In recent times, there has been a burgeoning interest in deciphering the driving forces behind entrepreneurship and the enduring value created by small and medium-sized enterprises (SMEs) on a global scale. Despite the pervasive factors influencing SME internationalisation, scant research has delved into the entrepreneurial aspirations of refugees despite the significant global upheavals, such as the Syrian civil war, which have displaced millions of people. These crises have particularly impacted small businesses, especially those initiated by refugees.

Jordan, renowned for its historical hospitality towards refugees, has witnessed multiple waves of involuntary migration, most recently due to the Syrian conflict. This influx has substantially affected the country’s economy, given its constrained resources and infrastructure. Many refugees have turned to entrepreneurship for economic integration, but the motivations behind their endeavours remain largely unexplored compared to native Jordanians. In contrast to wealthier Gulf states, Jordan lacks comprehensive government support for entrepreneurship, which may incentivise both refugees and locals to start businesses for survival.

Such elements have created a challenging economic landscape, impacting not only businesses but also the intentions and motivations of entrepreneurs. Refugees have been disproportionately affected by the pandemic due to the lack of support from authorities, rendering them particularly vulnerable. This crisis has compelled governments to make tough choices regarding support for their own citizens versus refugees, significantly affecting economic policies, refugee resettlement, and asylum programs. This predicament leaves many refugees in a precarious situation.

The empirical study contributes to the ongoing discourse on entrepreneurship during crises and the unique challenges faced by refugees, who often find themselves among the most vulnerable in society. A model with three variables is utilised: the desire for self-employment, risk tolerance, and self-efficacy, to understand the factors influencing people’s choice of entrepreneurship.

A strong desire for self-employment is found to be positively related to the intention to become an entrepreneur, aligning with previous research findings. Tolerance for risk also plays a significant role, with a positive relationship to entrepreneurial intention. Individuals who believe in their ability to perform entrepreneurial tasks, known as self-efficacy, are more likely to consider entrepreneurship as a viable option.

However, disparities in risk tolerance and self-efficacy exist between Syrian refugees and Jordanian citizens concerning their entrepreneurial intentions.
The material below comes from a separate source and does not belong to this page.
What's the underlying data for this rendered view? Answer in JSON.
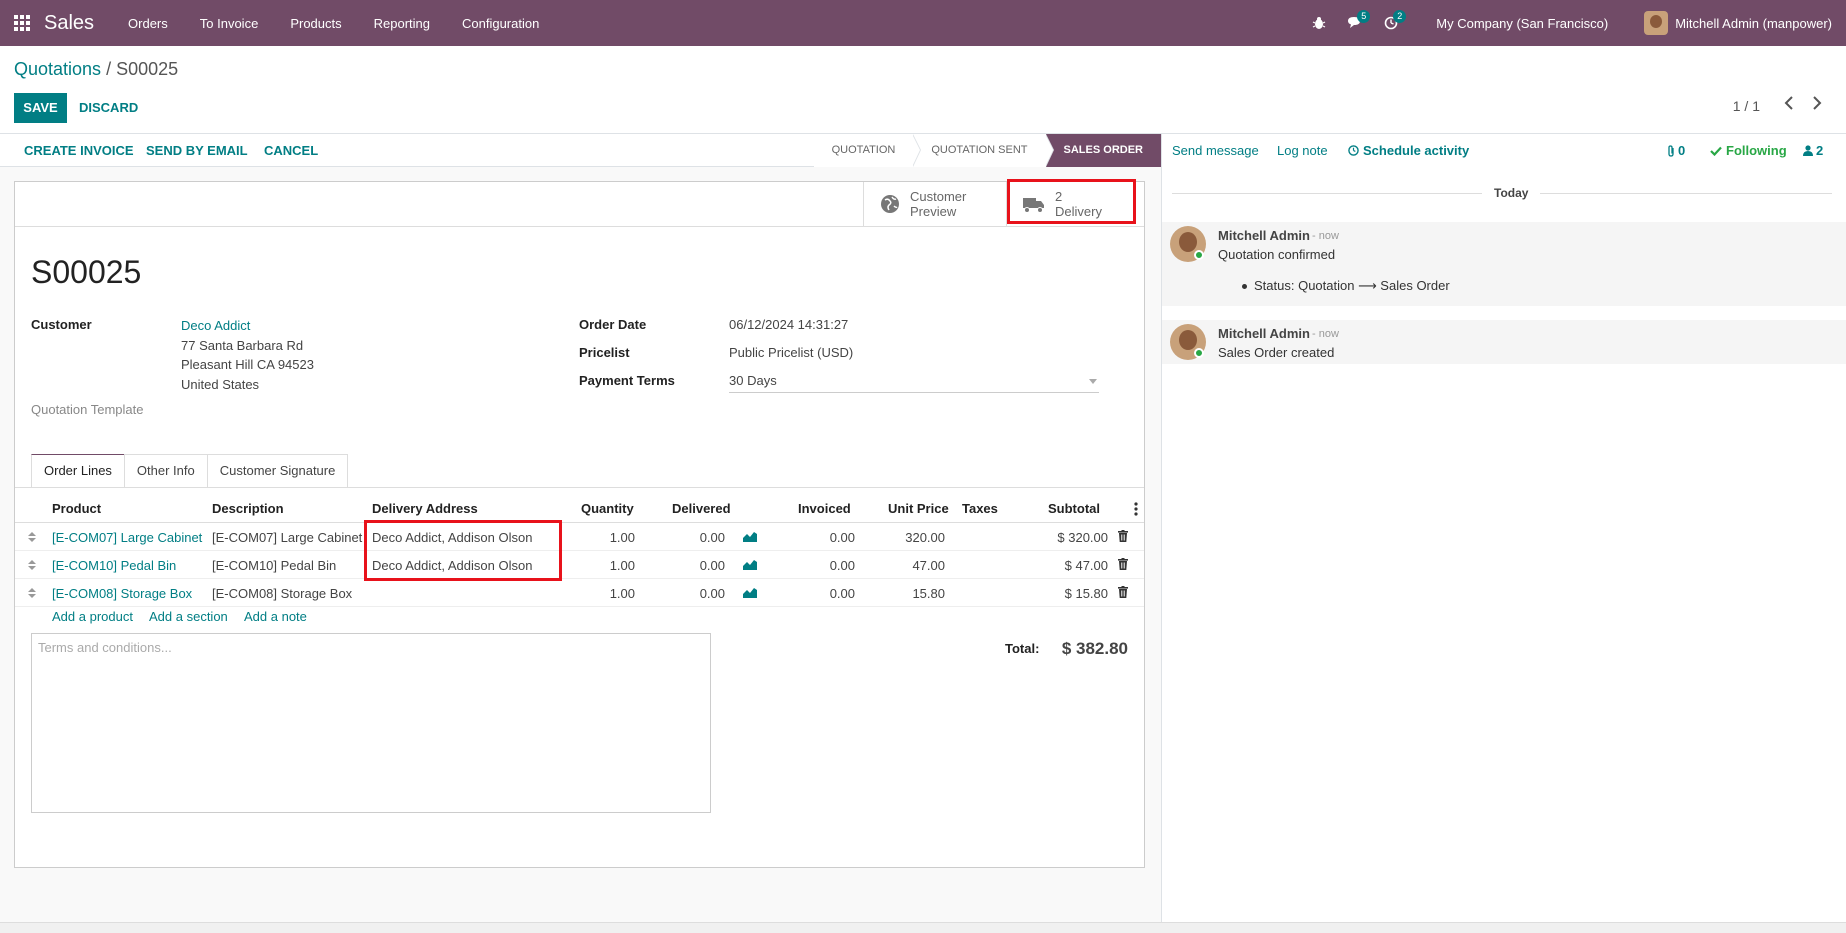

These differences challenge the common belief that risk tolerance is higher for opportunity-based entrepreneurs compared to necessity-based entrepreneurs. Additionally, gender differences come into play, with men typically displaying a greater willingness to take risks than women. This aspect could be a contributing factor to variations in risk tolerance.

There is a need to develop new approaches that account for the unique challenges refugees face in hostile environments. Gender disparities in developing economies, particularly within the context of refugee startups during crises, should also be explored further. Given the current crisis, social integration has become even more critical for both society and refugees.

In conclusion, self-efficacy, risk tolerance, and the desire for self-employment are crucial factors shaping the entrepreneurial intentions of Syrian refugees in comparison to Jordanian citizens. Practical insights are provided for supporting refugees in their entrepreneurial endeavours and underscore the necessity for further exploration of this topic, given its relevance in the context of global migration and economic uncertainty.

Insights by: Dr Jay Wasim and Parnia Ahmed